Very little changes, you’ll notice, from the 2005 coalitions map, except for the county of Buskerud, quite a swing county polarized, it appears, between some older industrial areas and the wealthier suburbs of Oslo. The county of Telemark remains surrounded by blue counties.
In terms of electoral geography by party, both the NRK and TV2 have great interactive maps showing the strength of the various parties by county and municipality. On a quick analysis, the right is strong in two general areas: the Nynorsk-speaking, rural, conservative southern coast and in Oslo and its suburbia. Oslo is more of a yuppie city, making it a top city for various movements: Red, SV, Liberals, but also the Conservatives, who in Norway have a much more urban profile than North American conservatives. The wealthier suburbs of Oslo are also strongly right-leaning.
For fun, a look at each party’s best municipality, courtesy of the great NRK:
Labour: Årdal (70.2%) – industrial city dominated by the aluminum industry. Hasvik, a isolated fishing island in the far north was Labour’s second best, with a distant 57.3% of the vote for the party there.

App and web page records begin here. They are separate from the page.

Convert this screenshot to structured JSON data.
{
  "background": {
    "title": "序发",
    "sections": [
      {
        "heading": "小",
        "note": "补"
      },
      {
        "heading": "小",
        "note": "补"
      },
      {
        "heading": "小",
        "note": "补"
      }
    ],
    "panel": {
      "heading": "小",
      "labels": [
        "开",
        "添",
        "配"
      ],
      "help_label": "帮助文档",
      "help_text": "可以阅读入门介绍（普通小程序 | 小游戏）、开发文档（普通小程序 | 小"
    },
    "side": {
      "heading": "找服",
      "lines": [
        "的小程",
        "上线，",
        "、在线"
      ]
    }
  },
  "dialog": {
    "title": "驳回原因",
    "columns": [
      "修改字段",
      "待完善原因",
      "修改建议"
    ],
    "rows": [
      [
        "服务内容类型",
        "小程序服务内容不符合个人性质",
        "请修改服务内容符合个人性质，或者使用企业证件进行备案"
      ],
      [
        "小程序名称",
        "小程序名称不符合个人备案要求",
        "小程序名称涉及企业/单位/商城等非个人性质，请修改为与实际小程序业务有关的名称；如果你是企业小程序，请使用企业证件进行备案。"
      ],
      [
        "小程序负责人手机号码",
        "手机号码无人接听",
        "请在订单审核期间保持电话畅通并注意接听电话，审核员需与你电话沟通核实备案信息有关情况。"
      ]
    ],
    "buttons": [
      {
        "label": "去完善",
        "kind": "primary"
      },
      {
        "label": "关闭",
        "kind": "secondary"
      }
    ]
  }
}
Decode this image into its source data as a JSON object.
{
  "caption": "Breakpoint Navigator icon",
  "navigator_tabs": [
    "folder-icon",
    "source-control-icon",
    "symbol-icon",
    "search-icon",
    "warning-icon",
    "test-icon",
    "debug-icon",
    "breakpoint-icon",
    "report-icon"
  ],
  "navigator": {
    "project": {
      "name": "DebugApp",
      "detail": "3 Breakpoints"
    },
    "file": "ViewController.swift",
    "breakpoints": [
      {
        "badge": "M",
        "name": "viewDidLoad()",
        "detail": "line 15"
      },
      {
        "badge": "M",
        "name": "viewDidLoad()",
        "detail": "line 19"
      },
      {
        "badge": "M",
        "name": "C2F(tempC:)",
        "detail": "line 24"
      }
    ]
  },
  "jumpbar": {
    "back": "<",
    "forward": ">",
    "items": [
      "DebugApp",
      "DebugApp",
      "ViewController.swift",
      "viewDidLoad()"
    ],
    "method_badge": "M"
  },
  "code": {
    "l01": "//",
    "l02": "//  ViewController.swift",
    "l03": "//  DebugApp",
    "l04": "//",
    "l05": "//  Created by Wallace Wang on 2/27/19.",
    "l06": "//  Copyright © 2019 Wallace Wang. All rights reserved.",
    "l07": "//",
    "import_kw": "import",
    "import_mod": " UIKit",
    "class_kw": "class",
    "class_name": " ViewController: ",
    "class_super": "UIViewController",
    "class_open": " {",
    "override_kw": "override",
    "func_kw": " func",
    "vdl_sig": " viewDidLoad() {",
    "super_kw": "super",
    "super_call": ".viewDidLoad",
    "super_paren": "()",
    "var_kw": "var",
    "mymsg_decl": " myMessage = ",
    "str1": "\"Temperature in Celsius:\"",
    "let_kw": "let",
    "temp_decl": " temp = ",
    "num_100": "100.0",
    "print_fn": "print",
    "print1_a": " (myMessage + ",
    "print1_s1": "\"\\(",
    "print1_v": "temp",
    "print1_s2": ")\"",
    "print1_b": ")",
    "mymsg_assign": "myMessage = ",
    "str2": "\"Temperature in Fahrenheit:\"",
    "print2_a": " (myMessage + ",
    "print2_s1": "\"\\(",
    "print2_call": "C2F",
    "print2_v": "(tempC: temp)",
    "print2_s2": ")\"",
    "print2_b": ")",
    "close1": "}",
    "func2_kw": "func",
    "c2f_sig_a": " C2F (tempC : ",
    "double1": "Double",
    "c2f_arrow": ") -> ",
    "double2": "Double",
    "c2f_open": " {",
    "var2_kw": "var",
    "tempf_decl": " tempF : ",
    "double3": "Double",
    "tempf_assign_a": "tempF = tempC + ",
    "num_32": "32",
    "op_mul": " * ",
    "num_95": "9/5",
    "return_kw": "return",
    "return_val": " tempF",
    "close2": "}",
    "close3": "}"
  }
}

Progress: Farsund (39.8%) – a coastal municipality in very conservative Vest-Agder, with, it seems, a growing tourist industry. Not extremely affluent, though. Karmøy, a rural coastal village in the Rogaland, part of the Bible Belt, is a close second at 36.7%.
Conservative: Bærum (35.4%) – very affluent (if not the most affluent in Norway) and posh suburb of Oslo.
Socialist Left: Nesseby (16.9%) – Sami town in Finnmark, Norway’s northernmost county. It’s also close to a now-closed iron ore mine.
Centre: Gloppen (46.8%) – rural municipality in the Fjords.
Christian Democrats: Audnedal (31.7%) – rural municipality in conservative Vest-Agder, Norway’s Bible Belt.
Liberal: Ulvik (15%) – tourist town deep in the Fjords.
Red: Vågsøy (4.7%) – tourist and also major fishing town in the Fjords, town won by Progress. Oslo itself, at 4%, is a close second.